The roles of aerobic exercise, resistance exercise, and a combination of these exercises have been well established; these exercises have been shown to improve glycemic control, overall physical function, balance, and gait speed in people with diabetes.32,51,71–73 Balance training has been shown to improve postural control and clinical measures of balance; however, the intensity and duration of balance training as well as the presence of diabetic complications may affect outcomes. Kruse et al74 found no improvement in balance after a 12-month training program that included balance training exercises; however, Allet et al75 reported significant improvement in balance with similar exercises. The 2 studies differed in the frequency and mode of delivery of the training program as well as the severity of neuropathy. For patients with diagnosed DPN, Kruse et al74 prescribed balance training with a physical therapist once per week for 11 weeks. After this initial training period, patients received regular phone calls encouraging them to continue the exercise program. Allet et al75 prescribed training 2 times per week for 12 weeks, for 60 minutes per session, in a physical therapy clinic; however, their patients had minimal neuropathy. Table 2 summarizes a few studies in which balance training programs were effectively used to improve balance and function in people with type 2 diabetes.
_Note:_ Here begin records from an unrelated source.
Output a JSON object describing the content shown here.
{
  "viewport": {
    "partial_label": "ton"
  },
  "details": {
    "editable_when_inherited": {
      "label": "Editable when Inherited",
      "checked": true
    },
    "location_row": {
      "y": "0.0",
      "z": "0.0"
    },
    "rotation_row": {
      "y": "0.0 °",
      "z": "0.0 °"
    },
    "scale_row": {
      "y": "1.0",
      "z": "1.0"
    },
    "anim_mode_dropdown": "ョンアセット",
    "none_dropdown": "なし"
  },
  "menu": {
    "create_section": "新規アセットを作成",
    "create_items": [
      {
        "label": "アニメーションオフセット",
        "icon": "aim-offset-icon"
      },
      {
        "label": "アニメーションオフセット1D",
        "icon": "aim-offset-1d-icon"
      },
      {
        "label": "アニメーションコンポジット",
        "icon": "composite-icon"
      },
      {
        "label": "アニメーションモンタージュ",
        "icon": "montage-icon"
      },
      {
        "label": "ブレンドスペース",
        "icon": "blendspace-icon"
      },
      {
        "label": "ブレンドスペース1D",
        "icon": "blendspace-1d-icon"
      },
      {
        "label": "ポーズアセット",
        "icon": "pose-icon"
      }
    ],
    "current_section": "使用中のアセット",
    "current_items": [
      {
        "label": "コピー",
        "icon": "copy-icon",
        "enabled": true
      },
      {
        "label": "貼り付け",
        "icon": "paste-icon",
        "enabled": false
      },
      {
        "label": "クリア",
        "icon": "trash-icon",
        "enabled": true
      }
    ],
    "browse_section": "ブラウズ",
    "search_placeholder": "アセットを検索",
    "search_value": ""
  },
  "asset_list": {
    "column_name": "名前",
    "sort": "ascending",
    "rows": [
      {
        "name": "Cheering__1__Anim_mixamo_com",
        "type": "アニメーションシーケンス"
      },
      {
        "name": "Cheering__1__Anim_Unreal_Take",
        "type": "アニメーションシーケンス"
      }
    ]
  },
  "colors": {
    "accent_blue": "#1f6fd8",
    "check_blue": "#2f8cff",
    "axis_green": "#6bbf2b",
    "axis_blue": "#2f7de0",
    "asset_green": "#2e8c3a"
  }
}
Beside weakness and imbalance, many factors contribute to falls in people with type 2 diabetes; these include glycemic control, fatigue, executive function, inappropriate footwear, polypharmacy, proprioceptive loss, and retinopathy.32,76–78 The American Diabetes Association provides a comprehensive understanding of these risk factors and their management.52
Because of somatosensory and visual disturbances, adults with diabetes are limited in their ability to reweigh sensory information. Evaluation for an assistive device may be necessary, particularly in people who are not confident with walking outdoors or are limited in participation due to dizziness. The added stability of an assistive device may encourage older adults with diabetes to participate in a walking program.
The relationship among diabetes, vestibular function, and the risk of falls is complex. People with diabetes have many deficits, including neuropathy, retinopathy, and polypharmacy, all of which compromise their activity and daily functional status. Vestibular dysfunction is another possible complication of diabetes and may increase the risk of falls. Understanding this relationship, identifying and treating BPPV, and working toward integrating all systems—visual, vestibular, and somatosensory—to improve balance may be ways in which physical therapists can prevent falls.
Mrs D'Silva, Dr Lin, Dr Staecker, and Dr Kluding provided concept/idea. Mrs D'Silva, Dr Whitney, and Dr Kluding provided writing. All authors provided consultation (including review of manuscript before submission).
This work was supported by Award Number T32HD057850 from the Eunice Kennedy Shriver National Institute of Child Health & Human Development. The contents are solely the responsibility of the authors and do not necessarily represent the official views of the National Institutes of Health.
- Received January 5, 2015.
- Accepted July 27, 2015.
- © 2016 American Physical Therapy Association